The Underlying Issues of End-user Telecommunications Account Management
The most complex and costly area of the telecommunications industry is the
"local carrier service provider sector;"
requiring extensive and exhaustive vendor
data mining and manual auditing processes. Today, Telecommunications Departments,
of large and mid-sized enterprises, do not have the human assets, time, and often
expertise to undertake such projects (Pappalardo, 2002). Recent trends in human
resource rationalization (corporate downsizing) have exacerbated this issue in
most enterprises, as fewer experienced resources are available to manage enterprise
telecommunications accounts and services. Companies now rely heavily on their
Accounts Payable Department to pay invoices, without the ability to identify
inaccurate, extraneous, or problematic accounts. This phenomenon results in
most enterprises failing to audit up to 85% of their telecommunications accounts
(Aberdeen Group, 2005, p. 5).This affects the efficiency of cost structure,
resource, and financial management; contributing to increased capital budget
overages and capital waste.
Communications News (2005, February) cited a 2005 Aberdeen Group report
(Aberdeen Group, 2005) identifying that large corporations lose, on average, more
than $8 million annually in profits, due directly to erroneous and extraneous
telecommunications expenses (p. 6). The article cited that these enterprises
averaged $116 million in annual telecommunications-related expenses and process
over 15,000 telecommunications invoices per month. Meanwhile, mid-market
enterprises processed an average of 3,000 telecommunications invoices (2005, p. 6).
Over the past 17 years, we have found that many enterprises, with more than 500
locations, have multiple invoices for each location. Most locations average two or
three local carrier invoices. This doubles or triples the task of proper auditing
and telecommunications expense management.
There is a tendency for small and mid-sized enterprises (SMEs) to believe
that telecommunications expense problems are inherent to large, vast enterprises
with multitudes of locations, it could not be further from the truth. Click on
the following examples to see why telecommunications issues permeate throughout
the accounts of all companies, regardless of size.
SME Example 1
In 2008, we audited a small chain of five law offices located in three states.
Although the client had few invoices to audit, one of the accounts (PRI ISDN
service) appeared to be invoicing tariff rates (not in a contract). We extracted
the provisioning data of the PRI ISDN account. The account indicated that a
contract had been signed 24 months prior, yet the contract rates should have

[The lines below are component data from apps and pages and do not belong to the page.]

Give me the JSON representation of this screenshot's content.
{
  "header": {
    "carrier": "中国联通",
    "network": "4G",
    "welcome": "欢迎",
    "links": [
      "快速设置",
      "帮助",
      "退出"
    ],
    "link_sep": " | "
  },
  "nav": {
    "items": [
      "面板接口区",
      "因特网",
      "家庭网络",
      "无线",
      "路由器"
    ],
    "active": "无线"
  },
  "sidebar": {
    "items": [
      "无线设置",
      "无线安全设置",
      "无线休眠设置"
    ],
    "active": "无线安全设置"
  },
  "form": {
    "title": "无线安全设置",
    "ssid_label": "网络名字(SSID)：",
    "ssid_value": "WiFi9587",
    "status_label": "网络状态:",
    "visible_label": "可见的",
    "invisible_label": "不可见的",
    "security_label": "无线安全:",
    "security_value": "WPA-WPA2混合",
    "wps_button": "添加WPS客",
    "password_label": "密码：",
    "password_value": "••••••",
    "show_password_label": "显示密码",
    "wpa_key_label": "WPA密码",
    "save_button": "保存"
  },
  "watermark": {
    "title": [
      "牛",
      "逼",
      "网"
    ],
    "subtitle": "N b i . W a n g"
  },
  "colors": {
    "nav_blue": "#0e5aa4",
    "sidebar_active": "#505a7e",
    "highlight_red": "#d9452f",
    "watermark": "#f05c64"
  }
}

reduced the monthly recurring charges to $846.20; the account was invoicing
$2,262.16. The problem: The vendor's provisioning programmer had neglected to
remove the normal tariff rates while, simultaneously adding the new contract
rates; increasing the cost of the account by 167.33 percent. The resulting error
created an overcharge of $33,983.28, while its correction saved an additional
$16,991.64. The total financial impact of the issue was $50,974.92. The Accounts
Payable employee, responsible for reviewing and paying invoices, was unaware
the amount being paid on the account was incorrect since, the invoice was
consistently the same amount each month, triggering no suspicion.
SME Example 2
According to Gillian Flynn (1998), a bank with 21 locations, based in
Michigan, had engaged an outside telecommunications audit firm. The firm
uncovered $800 thousand in overcharges and credits due, while precluding a
further $3.2 million in erroneous charges to continue (Flynn, 1998, p. 2).
The client had only 21 locations, a number that would typically be considered
easily manageable by any client. This was an assumption
made to the client's great disadvantage.